- _THE INPUT_:

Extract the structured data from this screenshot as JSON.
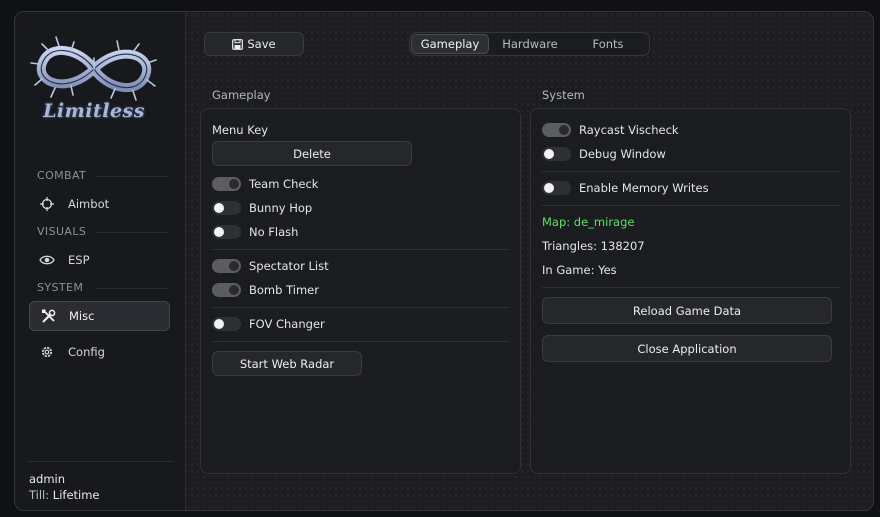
{
  "app": {
    "logo_text": "Limitless"
  },
  "sidebar": {
    "sections": [
      {
        "title": "COMBAT",
        "items": [
          {
            "label": "Aimbot",
            "icon": "crosshair-icon"
          }
        ]
      },
      {
        "title": "VISUALS",
        "items": [
          {
            "label": "ESP",
            "icon": "eye-icon"
          }
        ]
      },
      {
        "title": "SYSTEM",
        "items": [
          {
            "label": "Misc",
            "icon": "tools-icon",
            "active": true
          },
          {
            "label": "Config",
            "icon": "gear-icon"
          }
        ]
      }
    ],
    "user": {
      "name": "admin",
      "till_label": "Till:",
      "till_value": "Lifetime"
    }
  },
  "toolbar": {
    "save_label": "Save"
  },
  "tabs": [
    {
      "label": "Gameplay",
      "active": true
    },
    {
      "label": "Hardware"
    },
    {
      "label": "Fonts"
    }
  ],
  "gameplay": {
    "title": "Gameplay",
    "menu_key_label": "Menu Key",
    "menu_key_value": "Delete",
    "toggles": [
      {
        "label": "Team Check",
        "on": true
      },
      {
        "label": "Bunny Hop",
        "on": false
      },
      {
        "label": "No Flash",
        "on": false
      },
      {
        "label": "Spectator List",
        "on": true
      },
      {
        "label": "Bomb Timer",
        "on": true
      },
      {
        "label": "FOV Changer",
        "on": false
      }
    ],
    "web_radar_label": "Start Web Radar"
  },
  "system": {
    "title": "System",
    "toggles": [
      {
        "label": "Raycast Vischeck",
        "on": true
      },
      {
        "label": "Debug Window",
        "on": false
      },
      {
        "label": "Enable Memory Writes",
        "on": false
      }
    ],
    "map_text": "Map: de_mirage",
    "triangles_text": "Triangles: 138207",
    "in_game_text": "In Game: Yes",
    "reload_label": "Reload Game Data",
    "close_label": "Close Application"
  },
  "colors": {
    "accent_green": "#5ee06a",
    "background": "#1c1d21",
    "toggle_on": "#5b5d63"
  }
}
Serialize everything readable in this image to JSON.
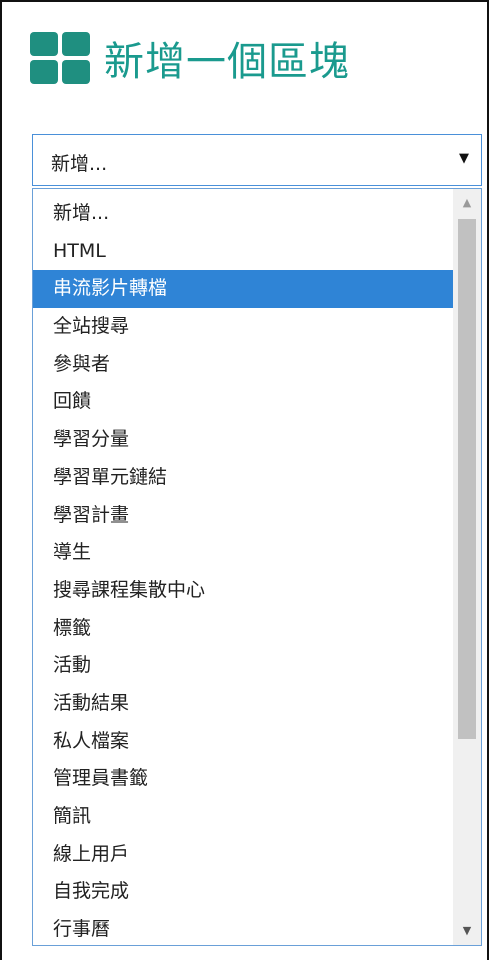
{
  "header": {
    "title": "新增一個區塊",
    "icon": "grid-icon",
    "accent_color": "#1a9a8e"
  },
  "select": {
    "value": "新增...",
    "caret": "▼"
  },
  "dropdown": {
    "options": [
      "新增...",
      "HTML",
      "串流影片轉檔",
      "全站搜尋",
      "參與者",
      "回饋",
      "學習分量",
      "學習單元鏈結",
      "學習計畫",
      "導生",
      "搜尋課程集散中心",
      "標籤",
      "活動",
      "活動結果",
      "私人檔案",
      "管理員書籤",
      "簡訊",
      "線上用戶",
      "自我完成",
      "行事曆"
    ],
    "selected_index": 2,
    "highlight_color": "#2f84d6",
    "scroll_up": "▲",
    "scroll_down": "▼"
  }
}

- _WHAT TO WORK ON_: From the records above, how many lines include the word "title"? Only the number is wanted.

- _SOLUTION FOR THIS EXERCISE_: 6